▶ [Work instructions]:
Nothing but the pictures should be left out when the entries below are duplicated.

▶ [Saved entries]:
──────────────────────────────

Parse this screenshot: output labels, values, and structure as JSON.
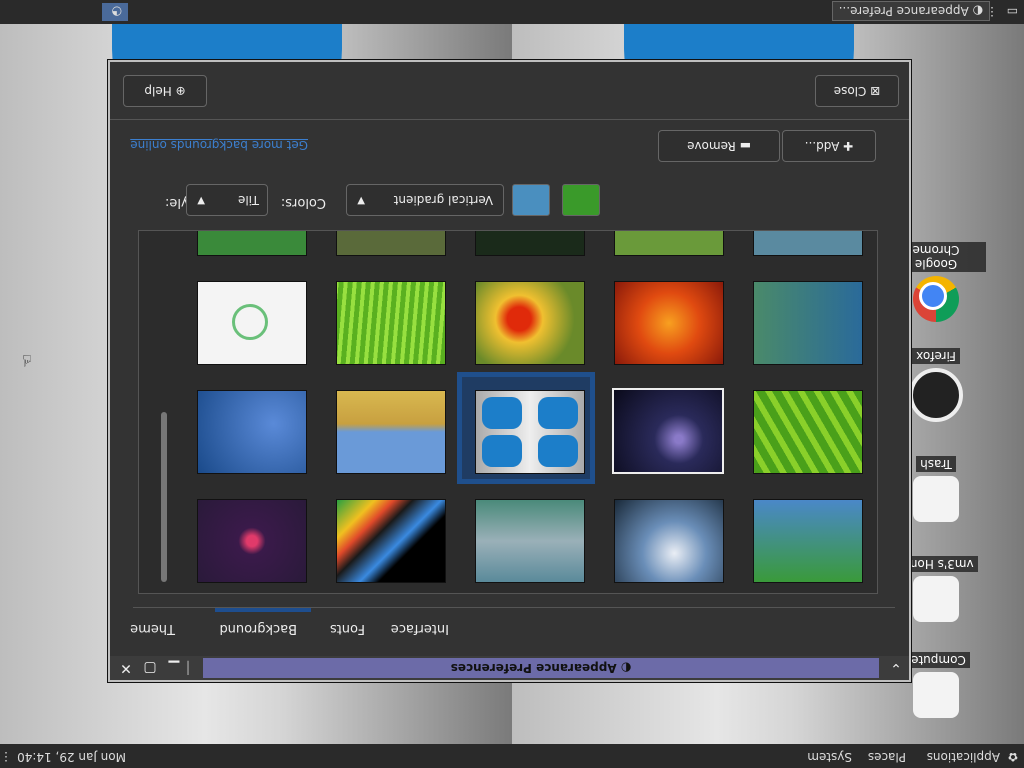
{
  "top_panel": {
    "app_menu": "Applications",
    "places": "Places",
    "system": "System",
    "clock": "Mon Jan 29, 14:40"
  },
  "bottom_panel": {
    "task_label": "Appearance Prefere..."
  },
  "desktop_icons": [
    {
      "label": "Computer"
    },
    {
      "label": "vm3's Home"
    },
    {
      "label": "Trash"
    },
    {
      "label": "Firefox"
    },
    {
      "label": "Google Chrome"
    }
  ],
  "window": {
    "title": "Appearance Preferences",
    "tabs": [
      "Theme",
      "Background",
      "Fonts",
      "Interface"
    ],
    "active_tab": "Background",
    "style_label": "Style:",
    "style_value": "Tile",
    "colors_label": "Colors:",
    "colors_value": "Vertical gradient",
    "color1": "#4a8fbf",
    "color2": "#3a9a2a",
    "link_text": "Get more backgrounds online",
    "remove_label": "Remove",
    "add_label": "Add...",
    "help_label": "Help",
    "close_label": "Close"
  },
  "icons": {
    "close": "close-icon",
    "minimize": "minimize-icon",
    "maximize": "maximize-icon",
    "help": "help-icon",
    "add": "plus-icon",
    "remove": "minus-icon"
  }
}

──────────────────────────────

▶ [Response area]:
Parse this screenshot: output labels, values, and structure as JSON.
{
  "top_panel": {
    "app_menu": "Applications",
    "places": "Places",
    "system": "System",
    "clock": "Mon Jan 29, 14:40"
  },
  "bottom_panel": {
    "task_label": "Appearance Prefere..."
  },
  "desktop_icons": [
    {
      "label": "Computer"
    },
    {
      "label": "vm3's Home"
    },
    {
      "label": "Trash"
    },
    {
      "label": "Firefox"
    },
    {
      "label": "Google Chrome"
    }
  ],
  "window": {
    "title": "Appearance Preferences",
    "tabs": [
      "Theme",
      "Background",
      "Fonts",
      "Interface"
    ],
    "active_tab": "Background",
    "style_label": "Style:",
    "style_value": "Tile",
    "colors_label": "Colors:",
    "colors_value": "Vertical gradient",
    "color1": "#4a8fbf",
    "color2": "#3a9a2a",
    "link_text": "Get more backgrounds online",
    "remove_label": "Remove",
    "add_label": "Add...",
    "help_label": "Help",
    "close_label": "Close"
  },
  "icons": {
    "close": "close-icon",
    "minimize": "minimize-icon",
    "maximize": "maximize-icon",
    "help": "help-icon",
    "add": "plus-icon",
    "remove": "minus-icon"
  }
}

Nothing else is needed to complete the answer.